Task to complete:
Would you please copy each line of the listing that mentions "data"?

Records for the exercise:
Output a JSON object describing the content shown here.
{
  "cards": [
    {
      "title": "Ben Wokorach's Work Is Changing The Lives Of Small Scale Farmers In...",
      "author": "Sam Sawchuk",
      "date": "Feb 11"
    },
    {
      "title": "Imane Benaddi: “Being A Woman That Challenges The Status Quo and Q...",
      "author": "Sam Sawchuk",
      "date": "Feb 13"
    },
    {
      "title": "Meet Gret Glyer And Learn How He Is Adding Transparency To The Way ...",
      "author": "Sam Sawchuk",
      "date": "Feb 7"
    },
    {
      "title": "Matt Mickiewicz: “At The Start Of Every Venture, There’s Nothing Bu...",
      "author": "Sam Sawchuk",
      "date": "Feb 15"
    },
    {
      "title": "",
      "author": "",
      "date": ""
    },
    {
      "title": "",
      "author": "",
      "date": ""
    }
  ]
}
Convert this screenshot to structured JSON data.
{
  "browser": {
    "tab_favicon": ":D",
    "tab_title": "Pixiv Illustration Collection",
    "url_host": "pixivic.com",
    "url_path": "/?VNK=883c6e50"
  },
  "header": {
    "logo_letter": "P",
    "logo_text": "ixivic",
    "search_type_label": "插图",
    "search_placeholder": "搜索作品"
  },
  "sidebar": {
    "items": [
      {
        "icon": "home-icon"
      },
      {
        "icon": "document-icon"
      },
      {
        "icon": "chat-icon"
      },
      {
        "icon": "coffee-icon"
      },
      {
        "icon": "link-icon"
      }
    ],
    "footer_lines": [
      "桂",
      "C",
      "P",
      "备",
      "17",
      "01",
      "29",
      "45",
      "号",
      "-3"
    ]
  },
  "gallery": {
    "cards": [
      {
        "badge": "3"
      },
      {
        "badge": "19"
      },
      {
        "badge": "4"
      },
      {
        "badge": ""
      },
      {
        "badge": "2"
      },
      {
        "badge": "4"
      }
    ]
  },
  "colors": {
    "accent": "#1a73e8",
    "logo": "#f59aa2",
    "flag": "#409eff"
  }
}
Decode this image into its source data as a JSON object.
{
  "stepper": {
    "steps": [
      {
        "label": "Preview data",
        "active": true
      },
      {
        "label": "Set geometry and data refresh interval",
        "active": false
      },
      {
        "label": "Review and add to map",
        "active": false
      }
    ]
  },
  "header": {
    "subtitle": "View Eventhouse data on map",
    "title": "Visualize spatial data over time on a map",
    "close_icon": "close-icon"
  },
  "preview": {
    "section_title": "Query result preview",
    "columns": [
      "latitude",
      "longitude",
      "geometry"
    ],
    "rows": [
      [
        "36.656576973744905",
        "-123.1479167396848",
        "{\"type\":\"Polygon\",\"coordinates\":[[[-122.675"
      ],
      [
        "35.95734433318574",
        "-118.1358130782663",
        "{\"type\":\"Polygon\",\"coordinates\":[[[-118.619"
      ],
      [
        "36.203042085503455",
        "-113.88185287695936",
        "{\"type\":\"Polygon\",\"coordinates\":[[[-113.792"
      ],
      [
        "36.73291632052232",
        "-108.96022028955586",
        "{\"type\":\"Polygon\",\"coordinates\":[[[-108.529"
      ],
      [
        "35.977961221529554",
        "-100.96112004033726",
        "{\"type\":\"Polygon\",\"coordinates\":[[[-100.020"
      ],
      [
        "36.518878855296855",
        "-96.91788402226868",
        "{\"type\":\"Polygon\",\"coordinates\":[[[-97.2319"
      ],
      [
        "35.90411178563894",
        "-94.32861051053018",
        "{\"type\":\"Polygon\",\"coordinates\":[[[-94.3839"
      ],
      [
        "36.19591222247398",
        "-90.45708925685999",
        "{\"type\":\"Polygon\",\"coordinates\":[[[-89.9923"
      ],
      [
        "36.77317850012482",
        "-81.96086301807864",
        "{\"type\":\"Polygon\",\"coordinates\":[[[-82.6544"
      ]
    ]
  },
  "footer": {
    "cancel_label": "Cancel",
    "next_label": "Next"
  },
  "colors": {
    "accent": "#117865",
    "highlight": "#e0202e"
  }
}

Response below:
Convert this screenshot to structured JSON data.
Decode this image into its source data as a JSON object.
        "label": "Preview data",
        "label": "Set geometry and data refresh interval",
    "subtitle": "View Eventhouse data on map",
    "title": "Visualize spatial data over time on a map",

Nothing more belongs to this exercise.